During the last 450 kyrs, the five major warm onsets with rapidly increasing temperatures are triggered by increases in the eccentricity, obliquity, and precession of Earth’s orbit. The nearly concurrent increase in these three astronomical forces appears a necessary component for a major warm onset. Obliquity is the dominate control for ending these major warm periods and entering a cooling phase. 

Does Belgian Holocene speleothem records solar forcing and cold events?

by M. Allan et al., July 11,  2017, in Climate of the Past


We present a decadal-centennial scale Holocene climate record based on trace elements contents from a 65 cm stalagmite (“Père Noël”) from Belgian Père Noël cave. Père Noël (PN) stalagmite covers the last 12.7 ka according to U/Th dating. High spatial resolution measurements of trace elements (Sr, Ba, Mg and Al) were done by Laser- Ablation Inductively Coupled Plasma Mass Spectrometry (LA-ICP-MS). Trace elements profiles were interpreted as environmental and climate changes in the Han-sur-Lesse region.

See also here

The 2400-year Bray cycle

by Javier, July 11, 2017 in ClimatEtc.
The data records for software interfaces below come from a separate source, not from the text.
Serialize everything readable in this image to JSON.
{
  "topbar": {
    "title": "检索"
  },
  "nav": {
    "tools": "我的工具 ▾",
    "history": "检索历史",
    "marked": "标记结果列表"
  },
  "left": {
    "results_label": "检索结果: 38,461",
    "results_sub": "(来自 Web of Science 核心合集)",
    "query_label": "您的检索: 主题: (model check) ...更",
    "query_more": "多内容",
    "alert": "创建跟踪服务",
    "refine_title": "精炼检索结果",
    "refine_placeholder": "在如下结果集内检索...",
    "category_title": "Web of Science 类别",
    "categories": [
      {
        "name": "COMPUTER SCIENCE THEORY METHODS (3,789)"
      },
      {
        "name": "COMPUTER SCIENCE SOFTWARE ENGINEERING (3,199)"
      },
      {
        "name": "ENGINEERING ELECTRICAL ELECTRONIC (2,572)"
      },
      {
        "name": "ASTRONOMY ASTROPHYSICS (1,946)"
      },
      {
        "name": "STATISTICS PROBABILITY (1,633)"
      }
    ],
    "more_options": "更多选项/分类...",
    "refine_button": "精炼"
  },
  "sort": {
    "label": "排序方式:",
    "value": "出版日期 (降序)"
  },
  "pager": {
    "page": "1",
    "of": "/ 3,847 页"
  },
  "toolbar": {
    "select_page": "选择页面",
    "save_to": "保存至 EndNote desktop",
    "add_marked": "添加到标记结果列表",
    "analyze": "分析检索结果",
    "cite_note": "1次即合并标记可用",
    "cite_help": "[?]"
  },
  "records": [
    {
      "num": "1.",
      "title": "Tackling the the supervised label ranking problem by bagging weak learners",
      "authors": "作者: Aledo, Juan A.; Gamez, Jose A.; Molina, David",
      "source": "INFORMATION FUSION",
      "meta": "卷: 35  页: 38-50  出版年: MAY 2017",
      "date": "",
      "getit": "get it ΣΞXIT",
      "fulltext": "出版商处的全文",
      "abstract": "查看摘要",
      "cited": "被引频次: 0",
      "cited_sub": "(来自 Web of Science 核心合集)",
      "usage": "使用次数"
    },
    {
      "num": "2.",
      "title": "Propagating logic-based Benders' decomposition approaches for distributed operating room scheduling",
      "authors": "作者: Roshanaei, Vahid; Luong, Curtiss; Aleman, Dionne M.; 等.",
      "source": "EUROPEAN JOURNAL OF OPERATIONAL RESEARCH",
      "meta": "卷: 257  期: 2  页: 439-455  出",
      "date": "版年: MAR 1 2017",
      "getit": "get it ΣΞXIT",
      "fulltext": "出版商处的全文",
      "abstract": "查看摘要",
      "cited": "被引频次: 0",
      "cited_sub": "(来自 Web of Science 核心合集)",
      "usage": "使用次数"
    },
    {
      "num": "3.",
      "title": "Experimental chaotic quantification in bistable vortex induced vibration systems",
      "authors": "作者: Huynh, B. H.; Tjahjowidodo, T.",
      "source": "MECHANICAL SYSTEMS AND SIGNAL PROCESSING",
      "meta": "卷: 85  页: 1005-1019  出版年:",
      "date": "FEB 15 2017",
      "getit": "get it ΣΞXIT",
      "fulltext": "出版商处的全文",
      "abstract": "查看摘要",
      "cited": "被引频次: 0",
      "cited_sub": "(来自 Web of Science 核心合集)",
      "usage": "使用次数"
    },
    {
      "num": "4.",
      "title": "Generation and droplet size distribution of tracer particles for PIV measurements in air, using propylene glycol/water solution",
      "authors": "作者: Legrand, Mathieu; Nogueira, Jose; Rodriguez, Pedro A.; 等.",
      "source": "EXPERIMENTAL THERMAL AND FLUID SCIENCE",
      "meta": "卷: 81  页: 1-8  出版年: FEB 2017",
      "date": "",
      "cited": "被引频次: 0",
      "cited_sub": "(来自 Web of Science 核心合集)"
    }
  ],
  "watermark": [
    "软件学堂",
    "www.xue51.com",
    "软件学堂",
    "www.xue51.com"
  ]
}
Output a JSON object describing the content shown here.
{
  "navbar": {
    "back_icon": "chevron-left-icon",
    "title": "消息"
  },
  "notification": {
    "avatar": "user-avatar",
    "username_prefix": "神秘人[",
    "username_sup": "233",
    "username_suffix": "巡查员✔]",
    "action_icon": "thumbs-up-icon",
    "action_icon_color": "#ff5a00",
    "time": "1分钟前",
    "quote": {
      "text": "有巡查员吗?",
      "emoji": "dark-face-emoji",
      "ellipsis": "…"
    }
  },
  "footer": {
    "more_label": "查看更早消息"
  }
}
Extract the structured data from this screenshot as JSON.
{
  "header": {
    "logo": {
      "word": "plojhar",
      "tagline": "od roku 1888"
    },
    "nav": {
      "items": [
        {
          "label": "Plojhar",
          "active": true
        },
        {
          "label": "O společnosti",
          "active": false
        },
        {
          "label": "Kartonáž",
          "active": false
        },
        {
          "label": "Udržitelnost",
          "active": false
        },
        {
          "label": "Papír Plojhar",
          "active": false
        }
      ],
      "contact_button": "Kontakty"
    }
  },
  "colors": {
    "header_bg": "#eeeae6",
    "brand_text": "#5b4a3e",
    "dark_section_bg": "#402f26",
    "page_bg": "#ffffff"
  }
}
In our attempt to better understand the nature of our planet’s abrupt climate changes I have already reviewed the glacial-interglacial cycle, and the Dansgaard-Oeschger cycle’s that take place during glacial periods. I now start reviewing the millennial climate cycles that abruptly impact the slowly changing Holocene climate. The most significant and regular one is the ~ 2400-year Bray cycle.

The Holocene context for Anthropogenic Global warming

by Ed Hoskins, June1, 2015


When considering the scale of temperature changes that alarmists anticipate because of Man-made Global Warming and their view of the disastrous effects of additional Man-made Carbon Dioxide emissions in this century, it is useful to look at climate change from a longer term, century by century and even on a millennial perspective.

(i) See also here

(ii) See also here

Three New Papers: Greenland 3-5°C Warmer With 40 Kilometers Less Ice Area 4,000-10,000 Years Ago

by Kenneth Richard, July 11, in ClimateChangeDispatch


It’s official. According to a new paper published in the journal Scientific Reports, Greenland has been cooling slightly since 2005.

This trend development may be a harbinger of what may be in store for the coming years.  Shifts in North Atlantic temperatures typically lead changes in the Arctic by a few years.  And throughout the North Atlantic, rapid cooling has been underway since 2005, plunging below the levels reached in the 1950s

Global versus Greenland Holocene Temperatures

by Andy May, June 19, 2017 i


Last week, I posted a global temperature reconstruction based mostly on Marcott, et al. 2013 proxies. The post can be found here. In the comments on the Wattsupwiththat post there was considerable discussion about the difference between my Northern Hemisphere mid-latitude (30°N to 60°N) and the GISP2 Richard Alley central Greenland temperature reconstruction (see here for the reference and data). See the comments by Dr. Don Easterbrook and Joachim Seifert (weltklima) here and here, as well as their earlier comments.